    Click on the Dither box at the bottom of the dialog box to apply a dither. Use this feature when your image has gradations, drop shadows or continuous tones.

    Save using steps 1-4 above.

    Change Bit Depth Dynamic Dialog Box

Optimizing in Microsoft Photo Editor (PC Only):

 

Saving as a JPEG

 

  1. If you have made changes to your image in Microsoft Photo Editor that you would like to keep, save the image before saving as a JPEG. When you are ready for saving as a JPEG, go to the File Menu and choose Save As.
  2. In the Save dialog box, set the format to JPEG in the Save as type field. Change the name if you desire in the File name field. At the top of the dialog box, next to Save in, browse to where you want to save the JPEG on your hard drive.
  3. Click on the More button (circled in red in the example, below).

    Save As Dialog Box
  4. The dialog box expands to show a JPEG quality slider (as shown below). Sliding to the left will reduce your file size and degrade the quality of the photo. As you slide, the quality number changes above the slider. Unfortunately, you will not be able to see the effect on your photo as you drag the slider. 40 is a good middle of the road number to shoot for.
  5. Leave the setting True Color (24 bit) set as is by default, unless you have a grayscale file, then change it to Grayscale (8 bit).

    JPEG Quality Slider
  6. Click on the Save button. The JPEG will be saved to your hard drive and will be left opened in the program. The original image will be closed and remain in the same state as the last time it was saved.
  7. The JPEG file left open will still not visually reflect the optimization settings you have applied. Close the file and reopen it to see what effect the optimization settings had on your image. If the degradation is too strong, reopen your original file and save as a JPEG with a higher JPEG quality setting.

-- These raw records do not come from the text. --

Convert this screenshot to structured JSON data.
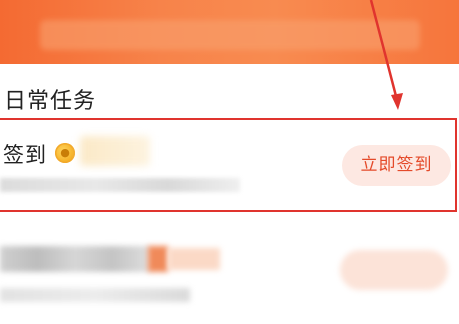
{
  "section": {
    "title": "日常任务"
  },
  "task": {
    "name": "签到",
    "button_label": "立即签到",
    "coin_icon": "coin-icon"
  },
  "colors": {
    "banner_orange": "#f6753c",
    "highlight_red": "#e0342e",
    "button_bg": "#fde8e2",
    "button_text": "#e44a2a"
  }
}
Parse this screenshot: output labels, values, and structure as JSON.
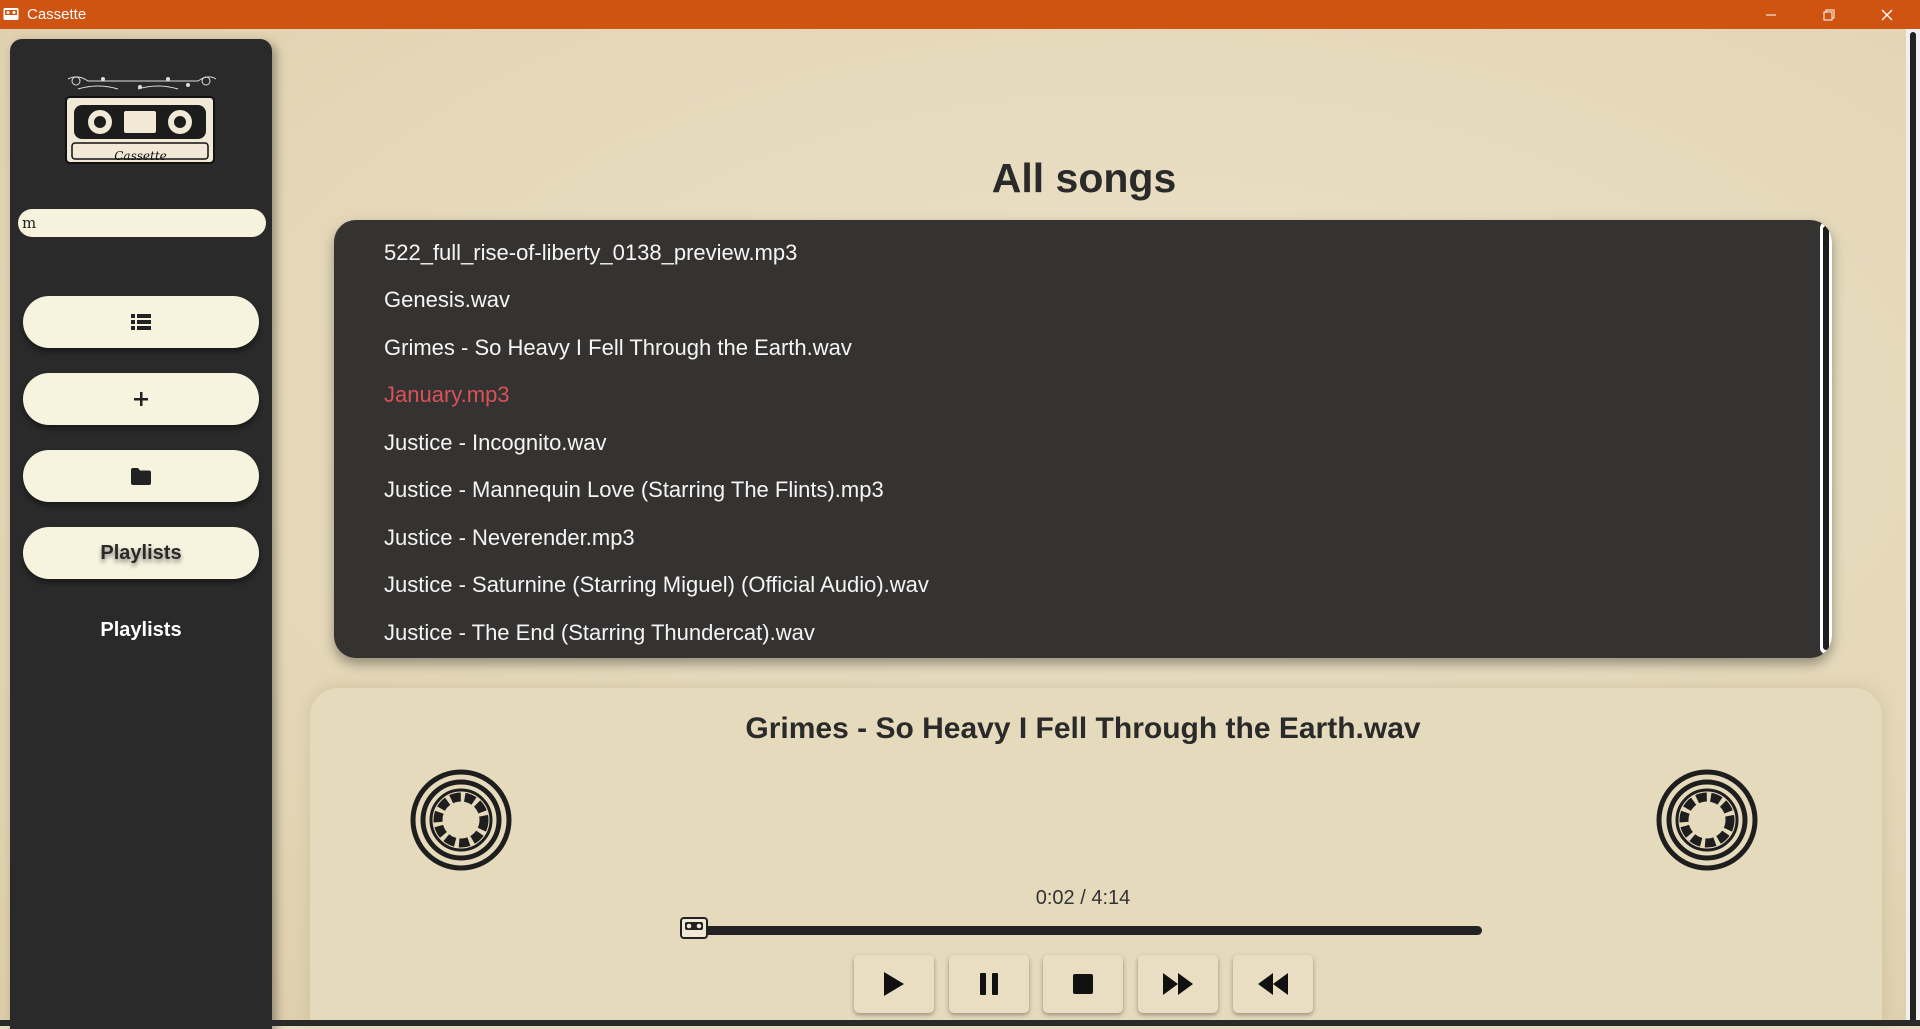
{
  "window": {
    "title": "Cassette",
    "controls": [
      "minimize-icon",
      "restore-icon",
      "close-icon"
    ],
    "accent_color": "#cf5311"
  },
  "sidebar": {
    "logo_text": "Cassette",
    "search": {
      "value": "m",
      "placeholder": ""
    },
    "buttons": [
      {
        "icon": "list-icon",
        "label": ""
      },
      {
        "icon": "plus-icon",
        "label": ""
      },
      {
        "icon": "folder-icon",
        "label": ""
      },
      {
        "icon": "",
        "label": "Playlists"
      }
    ],
    "heading": "Playlists"
  },
  "main": {
    "title": "All songs",
    "songs": [
      "522_full_rise-of-liberty_0138_preview.mp3",
      "Genesis.wav",
      "Grimes - So Heavy I Fell Through the Earth.wav",
      "January.mp3",
      "Justice - Incognito.wav",
      "Justice - Mannequin Love (Starring The Flints).mp3",
      "Justice - Neverender.mp3",
      "Justice - Saturnine (Starring Miguel) (Official Audio).wav",
      "Justice - The End (Starring Thundercat).wav"
    ],
    "active_song_index": 3,
    "active_color": "#d9525a"
  },
  "player": {
    "now_playing": "Grimes - So Heavy I Fell Through the Earth.wav",
    "time": "0:02 / 4:14",
    "progress": 0.008,
    "controls": [
      "play-icon",
      "pause-icon",
      "stop-icon",
      "fast-forward-icon",
      "rewind-icon"
    ],
    "progress_color": "#c6475a"
  }
}
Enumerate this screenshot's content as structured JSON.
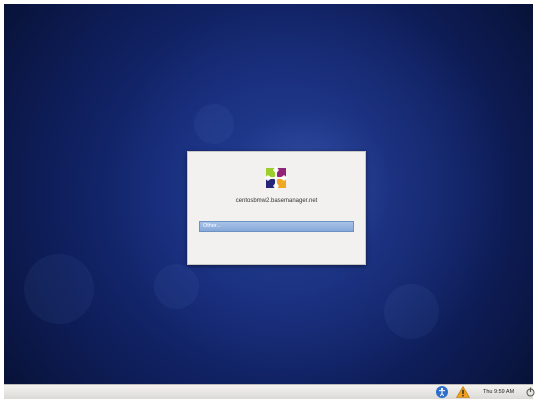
{
  "login": {
    "hostname": "centosbmw2.basemanager.net",
    "user_item": "Other..."
  },
  "panel": {
    "clock": "Thu 9:59 AM",
    "icons": [
      "accessibility-icon",
      "warning-icon",
      "power-icon"
    ]
  },
  "colors": {
    "desktop_blue": "#162b78",
    "dialog_bg": "#f2f1ef",
    "selection_blue": "#86a8d8",
    "accessibility_blue": "#2f6fc9",
    "warning_orange": "#f0a020"
  }
}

Optimizing in Microsoft Photo Editor (PC Only):


Saving as a GIF

 

  1. If you have made changes to your image in Microsoft Photo Editor that you would like to keep, save the image before saving as a GIF. When you are ready for saving as a GIF, go to the File Menu and choose Save As.
  2. In the Save dialog box, set the format to GIF in the Save as type field. Change the name if you desire in the File name field. At the top of the dialog box, next to Save in, browse to where you want to save the GIF on your hard drive.
  3. Click on the More button only if you have a grayscale file and set the Convert to option to Grayscale.
  4. Click the Save button. The GIF will be saved to your hard drive and will be left opened in the program. The original image will be closed and remain in the same state as the last time it was saved.
  5. The GIF file left open will not visually reflect the GIF optimization. Close the file and reopen it to see what effect the optimization had on your image. You have no control over the amount of colors or dithering in Microsoft Photo Editor. The program will reduce the amount of colors used and apply a dither to the image (if you have continuous tones in your image).